How to become a better leader
Business Series: Volume 1
How would you describe an effective leader? Must he/she have exceptional training, an MBA, a sharp mind, a reservoir of brilliant ideas? What about emotional intelligence? Emotional intelligence is the ability to identify and manage your emotions and the emotions of others. This means that you are self-aware, you are aware of how emotions affect productivity and you are able to manage these emotions to influence the business outcome. Far from being a power play, emotional intelligence must come from a genuine place since any other emotionally intelligent person can quickly spot the forced attempts at EI.
In order to become a better leader, you first need to get to know yourself. Ultimately, your management style will be determined by your personality, your experiences and your values. Once you get to know yourself, don’t be afraid to share who you are with others. They will appreciate your honesty and openness and see you as a relatable leader.
Your next step is to get to know your team; really know them. Unlike numbers, people are not predictable. There is no standard equation when building a professional relationship. You can’t fake this step so take the time necessary to get it right. Among the areas of focus in getting to know your team are: who they are, what they think, how they perceive things and what is important to them.
Once you get to know your team, create individual relationship goals to put this new knowledge into action. While many leaders take the time to create lofty business goals, very few leaders see the importance in creating a relationship goal with each employee. A relationship goal is an outline of what you wish to accomplish by spending time with this employee. Do you want to mentor a successor, help them become an expert in a certain area of deficit? Whatever you want to do, relationship goal setting will help you to be more effective in achieving that goal.
You final step is applying your new found insightfulness on a daily basis in the workplace. Emotional Intelligence has the potential to improve your effectiveness in conflict resolution, motivating others, knowing when to push and when to hold back and understanding when to display empathy. A consistently open channel of communication will help you to gage your effectiveness and allow you to continue to grow as a strong and confident leader.
A huge part of emotional intelligence is asking tough questions upfront. This involves doing a bit of introspection as well as canvassing the opinions of your team. Here’s a three step process to get you started. Good luck!
Get a piece of paper and take our quiz! Rate yourself honestly on a scale of 1-5. Five means always and one means never. Take your time, if you’re being honest with your answers.
- Honesty: I am honest in business and in life in general
- Delegate: I trust my team and I delegate well and follow up on the items that I’ve delegated to ensure they are well done.
- Communication: I’m an excellent communicator; my emails, meetings and projects plans are clear, straight to the point and accomplish their objectives.
- Confidence: I am confident even when things go wrong and even when my team has lost confidence.

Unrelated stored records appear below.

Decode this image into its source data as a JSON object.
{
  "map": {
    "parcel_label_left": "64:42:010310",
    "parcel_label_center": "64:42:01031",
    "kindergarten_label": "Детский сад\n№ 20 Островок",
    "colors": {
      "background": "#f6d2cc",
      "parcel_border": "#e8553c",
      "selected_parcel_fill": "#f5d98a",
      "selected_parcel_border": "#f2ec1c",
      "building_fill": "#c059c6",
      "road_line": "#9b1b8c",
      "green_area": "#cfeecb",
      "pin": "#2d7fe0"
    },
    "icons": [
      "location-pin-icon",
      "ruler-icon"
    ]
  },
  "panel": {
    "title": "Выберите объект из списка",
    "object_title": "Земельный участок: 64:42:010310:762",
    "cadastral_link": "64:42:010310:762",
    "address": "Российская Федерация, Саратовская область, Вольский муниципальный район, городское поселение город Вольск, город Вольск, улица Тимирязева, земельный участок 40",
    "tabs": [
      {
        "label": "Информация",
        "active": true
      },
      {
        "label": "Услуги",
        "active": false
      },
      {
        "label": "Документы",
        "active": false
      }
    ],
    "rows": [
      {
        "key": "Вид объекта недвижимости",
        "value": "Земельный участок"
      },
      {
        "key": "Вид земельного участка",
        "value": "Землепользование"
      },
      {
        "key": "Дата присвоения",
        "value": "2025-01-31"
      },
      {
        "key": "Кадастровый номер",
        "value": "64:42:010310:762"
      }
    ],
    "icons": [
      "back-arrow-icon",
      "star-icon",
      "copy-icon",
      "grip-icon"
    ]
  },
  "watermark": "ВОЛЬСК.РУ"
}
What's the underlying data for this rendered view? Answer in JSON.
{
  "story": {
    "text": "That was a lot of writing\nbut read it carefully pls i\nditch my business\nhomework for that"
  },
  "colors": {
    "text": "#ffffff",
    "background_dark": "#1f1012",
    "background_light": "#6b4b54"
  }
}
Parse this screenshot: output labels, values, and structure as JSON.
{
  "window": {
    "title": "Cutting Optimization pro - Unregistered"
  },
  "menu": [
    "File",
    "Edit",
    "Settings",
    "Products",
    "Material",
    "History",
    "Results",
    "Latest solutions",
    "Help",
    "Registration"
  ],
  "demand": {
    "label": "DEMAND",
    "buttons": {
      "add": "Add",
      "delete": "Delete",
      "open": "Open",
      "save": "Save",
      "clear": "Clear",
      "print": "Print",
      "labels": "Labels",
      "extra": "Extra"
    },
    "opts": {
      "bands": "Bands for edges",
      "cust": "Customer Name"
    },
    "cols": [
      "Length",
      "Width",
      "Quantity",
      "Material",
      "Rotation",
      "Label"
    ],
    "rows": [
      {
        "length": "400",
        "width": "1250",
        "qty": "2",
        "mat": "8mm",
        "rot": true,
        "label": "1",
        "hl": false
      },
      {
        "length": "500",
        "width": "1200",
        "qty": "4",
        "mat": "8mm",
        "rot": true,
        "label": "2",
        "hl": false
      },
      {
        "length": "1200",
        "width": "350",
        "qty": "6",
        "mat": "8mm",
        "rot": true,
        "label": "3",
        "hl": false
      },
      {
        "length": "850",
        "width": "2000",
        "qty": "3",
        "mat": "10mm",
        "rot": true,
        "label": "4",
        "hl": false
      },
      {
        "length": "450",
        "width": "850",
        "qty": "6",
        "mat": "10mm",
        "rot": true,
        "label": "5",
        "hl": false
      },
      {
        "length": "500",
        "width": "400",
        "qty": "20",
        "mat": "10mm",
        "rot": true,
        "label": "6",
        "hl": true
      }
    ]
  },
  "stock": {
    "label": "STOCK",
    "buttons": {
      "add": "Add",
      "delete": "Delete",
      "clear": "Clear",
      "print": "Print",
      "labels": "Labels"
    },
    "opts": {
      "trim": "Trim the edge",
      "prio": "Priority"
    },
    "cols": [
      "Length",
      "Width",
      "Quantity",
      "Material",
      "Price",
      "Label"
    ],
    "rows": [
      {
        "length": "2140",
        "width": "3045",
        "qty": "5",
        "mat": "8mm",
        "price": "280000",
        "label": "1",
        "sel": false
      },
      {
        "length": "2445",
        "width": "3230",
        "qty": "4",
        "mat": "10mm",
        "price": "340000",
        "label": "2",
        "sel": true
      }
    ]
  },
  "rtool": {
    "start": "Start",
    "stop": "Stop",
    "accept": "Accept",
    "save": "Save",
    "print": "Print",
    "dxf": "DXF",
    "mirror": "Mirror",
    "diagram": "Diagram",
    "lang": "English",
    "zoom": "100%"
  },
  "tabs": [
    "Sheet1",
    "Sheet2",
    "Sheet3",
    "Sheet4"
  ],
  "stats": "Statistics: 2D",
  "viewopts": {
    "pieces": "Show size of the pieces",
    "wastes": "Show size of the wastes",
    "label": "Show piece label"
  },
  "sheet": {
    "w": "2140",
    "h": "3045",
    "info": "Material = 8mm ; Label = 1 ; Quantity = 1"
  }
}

- Commitment: I stay committed to the task long after my zeal is gone and the real hard work has begun. I don’t just lead, I lead by example.
- Positive Attitude: I am always positive. I’m upbeat and focused on the best possible outcome.
- Creativity: I am able to take a less than ideal set of circumstances and create an ideal outcome.
- Intuition: I have great emotional intelligence and I know when to follow the rules and when to follow my gut.
- Inspire: I am clear on what the vision is and I can sell the vision to my team as well.
- Approach: I understand that not all people are the same and I manage each member of my team with a style that is tailored to their unique needs.
Now take this same quiz and give it to your direct reports. Ask them to rate you and fill it in anonymously. Use an electronic format to preserve anonymity. You can use a tool like http://www.surveymonkey.com if you’d like.
Read the responses and match them up with your own. It is important to focus on both the good and the bad results. The good tells you what you need to keep doing and the bad tells you what you need to work on.
Hopefully this only needs to be a one-time thing. This dialogue is actually more effective in person, so build towards that goal. Don’t be too hard on yourself, but don’t go too easy either. No one is a 5 but no manager should be a 1
Follow my blog at: https://marshadawkins.wordpress.com/ for more training nuggets for the workplace. Also, feel free to leave some feedback and tell me if this process worked for you.
Reference: Lou Solomon. (June 24th 2015). The Top Complaints from Employees About Their Leaders. Harvard Business Review. Retrieved from https://hbr.org/2015/06/the-top-complaints-from-employees-about-their-leaders